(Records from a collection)
+===+

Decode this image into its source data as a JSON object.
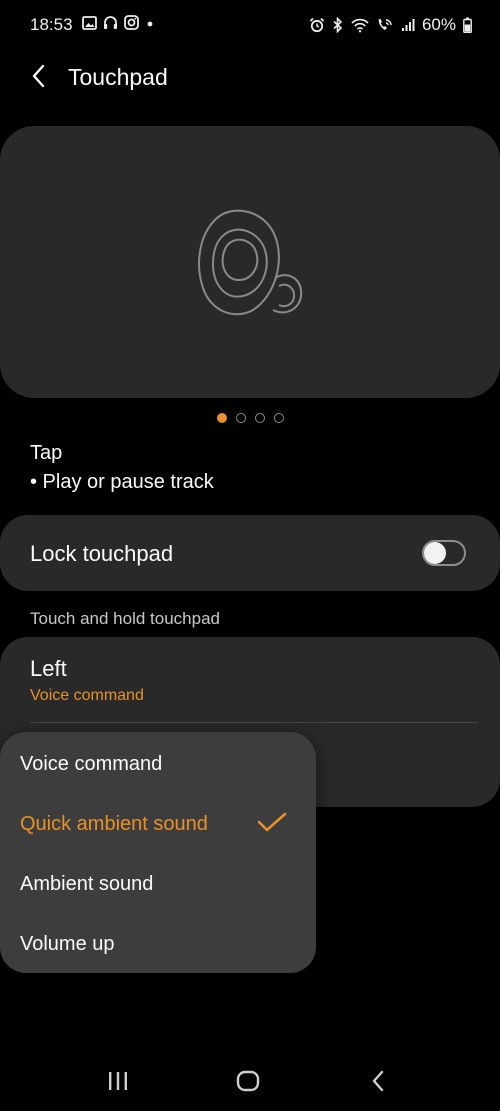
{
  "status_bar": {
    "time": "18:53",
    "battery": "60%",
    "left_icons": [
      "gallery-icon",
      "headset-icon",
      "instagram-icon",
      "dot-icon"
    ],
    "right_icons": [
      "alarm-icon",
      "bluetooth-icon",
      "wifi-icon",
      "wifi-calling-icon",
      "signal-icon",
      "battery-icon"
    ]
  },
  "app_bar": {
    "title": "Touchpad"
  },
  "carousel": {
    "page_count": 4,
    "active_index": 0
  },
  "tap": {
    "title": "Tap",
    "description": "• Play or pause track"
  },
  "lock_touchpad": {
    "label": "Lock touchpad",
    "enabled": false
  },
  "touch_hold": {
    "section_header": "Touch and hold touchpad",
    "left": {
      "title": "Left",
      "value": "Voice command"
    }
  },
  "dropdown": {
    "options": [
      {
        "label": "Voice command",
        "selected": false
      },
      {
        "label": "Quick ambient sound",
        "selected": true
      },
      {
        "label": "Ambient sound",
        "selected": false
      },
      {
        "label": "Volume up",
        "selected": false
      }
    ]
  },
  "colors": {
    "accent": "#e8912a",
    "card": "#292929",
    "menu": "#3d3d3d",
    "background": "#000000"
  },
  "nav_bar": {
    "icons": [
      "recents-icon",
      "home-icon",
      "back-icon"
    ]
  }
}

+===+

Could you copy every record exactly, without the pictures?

Decode this image into its source data as a JSON object.
{
  "status_bar": {
    "time": "18:53",
    "battery": "60%",
    "left_icons": [
      "gallery-icon",
      "headset-icon",
      "instagram-icon",
      "dot-icon"
    ],
    "right_icons": [
      "alarm-icon",
      "bluetooth-icon",
      "wifi-icon",
      "wifi-calling-icon",
      "signal-icon",
      "battery-icon"
    ]
  },
  "app_bar": {
    "title": "Touchpad"
  },
  "carousel": {
    "page_count": 4,
    "active_index": 0
  },
  "tap": {
    "title": "Tap",
    "description": "• Play or pause track"
  },
  "lock_touchpad": {
    "label": "Lock touchpad",
    "enabled": false
  },
  "touch_hold": {
    "section_header": "Touch and hold touchpad",
    "left": {
      "title": "Left",
      "value": "Voice command"
    }
  },
  "dropdown": {
    "options": [
      {
        "label": "Voice command",
        "selected": false
      },
      {
        "label": "Quick ambient sound",
        "selected": true
      },
      {
        "label": "Ambient sound",
        "selected": false
      },
      {
        "label": "Volume up",
        "selected": false
      }
    ]
  },
  "colors": {
    "accent": "#e8912a",
    "card": "#292929",
    "menu": "#3d3d3d",
    "background": "#000000"
  },
  "nav_bar": {
    "icons": [
      "recents-icon",
      "home-icon",
      "back-icon"
    ]
  }
}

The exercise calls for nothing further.